He continued reading:

“Day 144. I placed an old newspaper over the railing in the stairwell to my office because I have a sneaking suspicion that it’s not being cleaned, which dates back to the mummified cockroach I found up there a few months ago. It may have been roach royalty, placed there to maintain the use of his body in the afterlife, but it was still incredibly disgusting, and I had to clean it.

Since I’m practically the only person who takes the stairs rather than the elevator, I’ll time the janitorial crew to see how long it takes them to discover and remove the paper. If my suspicions are correct, it will be here longer than I am.”

The next block of pages had been torn out, and the writing continued on Day 288.

“The newspaper is still there, having yellowed imperceptibly over the course of my experiment. I find it astounding that the stairwell hasn’t been cleaned in so long–the janitor’s assertions to the contrary notwithstanding. Perhaps it’s emblematic of my time here, which has often seemed like a hamster wheel. Didn’t I process these same reports some time ago? I feel like the neverending torrent of paper passing through my life has begun to twist in on itself like an Ouroboros. That’s not a good thing to feel, that one is as disposable as that newspaper and just waiting for a clean-up to realize it.”

As he turned the page, a loose sheet fell out. It’d been rudely shoved in and bore a date too far beyond the last one in the book (which cut off just short of 900).

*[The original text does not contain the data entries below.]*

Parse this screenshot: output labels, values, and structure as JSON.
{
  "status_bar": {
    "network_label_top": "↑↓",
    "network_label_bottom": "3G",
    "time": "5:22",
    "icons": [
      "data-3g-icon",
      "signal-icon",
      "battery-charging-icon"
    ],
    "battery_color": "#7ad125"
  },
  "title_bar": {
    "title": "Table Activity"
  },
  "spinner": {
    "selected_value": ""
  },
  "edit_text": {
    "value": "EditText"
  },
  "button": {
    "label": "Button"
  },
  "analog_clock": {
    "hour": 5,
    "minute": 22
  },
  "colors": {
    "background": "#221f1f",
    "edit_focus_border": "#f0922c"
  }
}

“Day 2018. The paper is still there. THE PAPER IS STILL THERE. It should be ribbons by now. I know a thing or two about paper and it should be disintegrated but it’s not. It isn’t! I’m beginning to wonder if it isn’t lightening, reverting to its new state, and if I won’t soon be compelled to remove it while descending the stairs backwards. I…I need to get out…”